Your answer must be a single number: the count of lines in the records below that include the string "username".

--- Provided material ---

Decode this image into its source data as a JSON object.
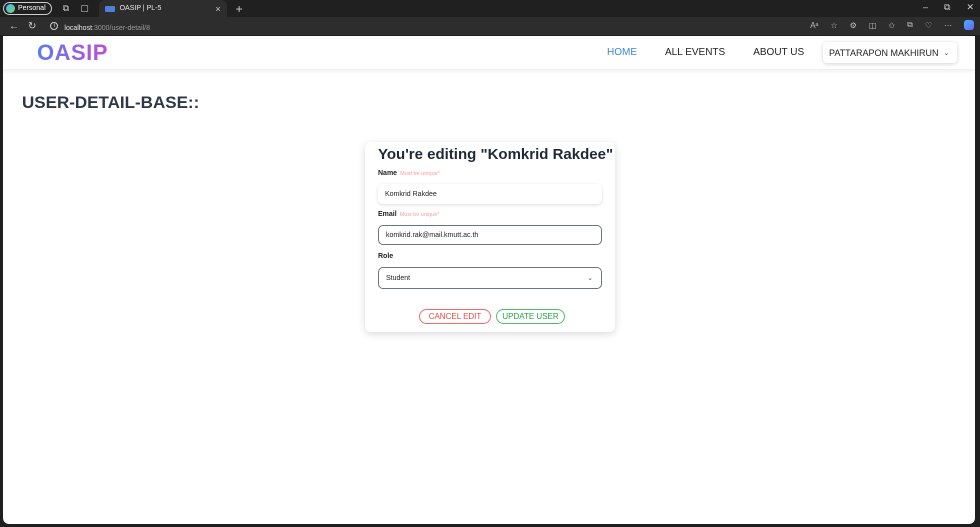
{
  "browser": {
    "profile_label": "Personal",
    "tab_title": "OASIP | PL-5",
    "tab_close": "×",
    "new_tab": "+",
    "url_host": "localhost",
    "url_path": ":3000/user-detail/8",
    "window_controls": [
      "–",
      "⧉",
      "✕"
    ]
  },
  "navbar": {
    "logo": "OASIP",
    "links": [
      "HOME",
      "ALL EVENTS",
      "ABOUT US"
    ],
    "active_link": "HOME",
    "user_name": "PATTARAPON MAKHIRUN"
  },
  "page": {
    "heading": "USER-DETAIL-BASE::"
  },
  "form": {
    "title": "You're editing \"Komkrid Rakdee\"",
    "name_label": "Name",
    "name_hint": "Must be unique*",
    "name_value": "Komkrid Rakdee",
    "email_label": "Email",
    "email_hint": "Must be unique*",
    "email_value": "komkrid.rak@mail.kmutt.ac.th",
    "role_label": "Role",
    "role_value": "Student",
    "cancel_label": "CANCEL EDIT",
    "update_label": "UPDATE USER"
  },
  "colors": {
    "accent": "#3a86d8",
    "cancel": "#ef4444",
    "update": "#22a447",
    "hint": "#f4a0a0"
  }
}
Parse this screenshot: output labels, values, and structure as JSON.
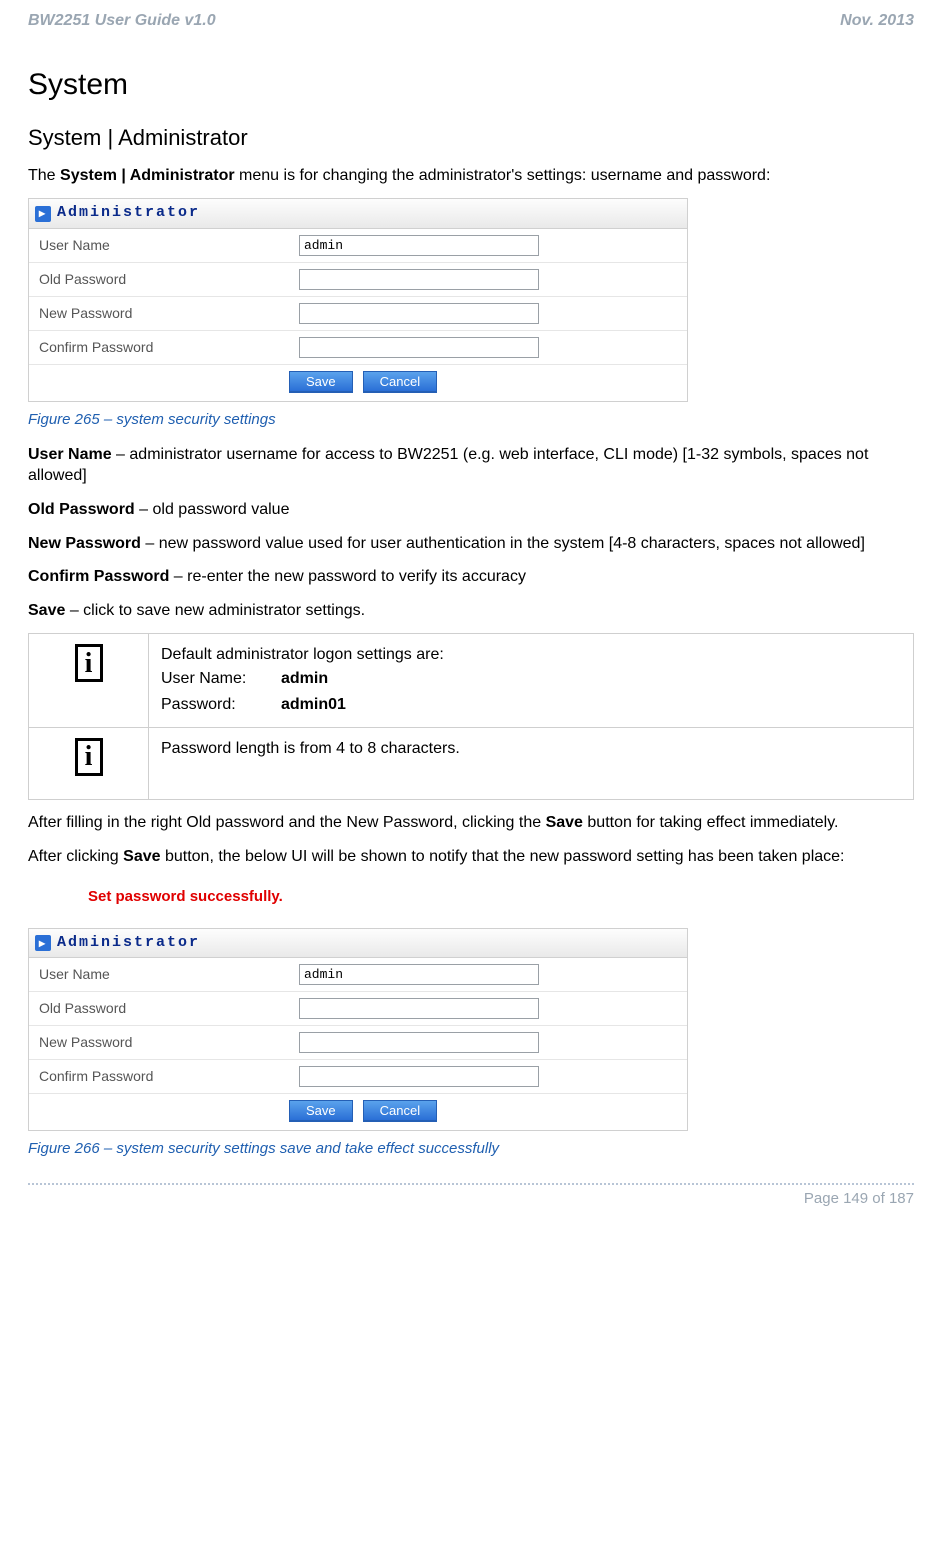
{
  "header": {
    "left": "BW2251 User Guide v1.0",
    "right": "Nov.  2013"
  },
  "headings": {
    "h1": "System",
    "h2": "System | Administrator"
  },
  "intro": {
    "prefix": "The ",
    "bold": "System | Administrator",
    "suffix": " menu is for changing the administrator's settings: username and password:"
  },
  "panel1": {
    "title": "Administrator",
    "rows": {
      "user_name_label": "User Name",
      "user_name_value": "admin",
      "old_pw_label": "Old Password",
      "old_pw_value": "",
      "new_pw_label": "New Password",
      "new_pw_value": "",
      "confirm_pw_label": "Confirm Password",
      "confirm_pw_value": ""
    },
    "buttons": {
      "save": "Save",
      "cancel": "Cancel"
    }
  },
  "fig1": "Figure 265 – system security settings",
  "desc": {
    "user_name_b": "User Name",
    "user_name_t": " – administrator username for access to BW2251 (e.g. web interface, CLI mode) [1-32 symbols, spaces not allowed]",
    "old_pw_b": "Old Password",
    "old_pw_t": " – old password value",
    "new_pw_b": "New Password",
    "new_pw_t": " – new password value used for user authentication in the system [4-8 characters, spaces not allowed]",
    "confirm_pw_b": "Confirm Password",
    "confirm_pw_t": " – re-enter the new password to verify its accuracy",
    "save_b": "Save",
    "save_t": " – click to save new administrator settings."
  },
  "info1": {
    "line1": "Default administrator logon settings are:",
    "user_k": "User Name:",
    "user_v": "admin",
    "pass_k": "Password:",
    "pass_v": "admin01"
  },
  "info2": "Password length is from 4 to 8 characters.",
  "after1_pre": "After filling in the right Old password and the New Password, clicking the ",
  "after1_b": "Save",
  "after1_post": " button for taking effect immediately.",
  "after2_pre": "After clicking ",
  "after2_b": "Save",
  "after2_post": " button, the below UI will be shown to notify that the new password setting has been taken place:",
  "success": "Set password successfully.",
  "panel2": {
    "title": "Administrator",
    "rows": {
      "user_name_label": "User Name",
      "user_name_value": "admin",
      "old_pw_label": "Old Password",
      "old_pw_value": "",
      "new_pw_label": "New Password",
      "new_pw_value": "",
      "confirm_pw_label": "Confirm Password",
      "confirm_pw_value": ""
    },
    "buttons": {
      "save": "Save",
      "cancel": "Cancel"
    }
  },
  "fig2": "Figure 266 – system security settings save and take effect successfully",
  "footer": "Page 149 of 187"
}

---

Finished task – 2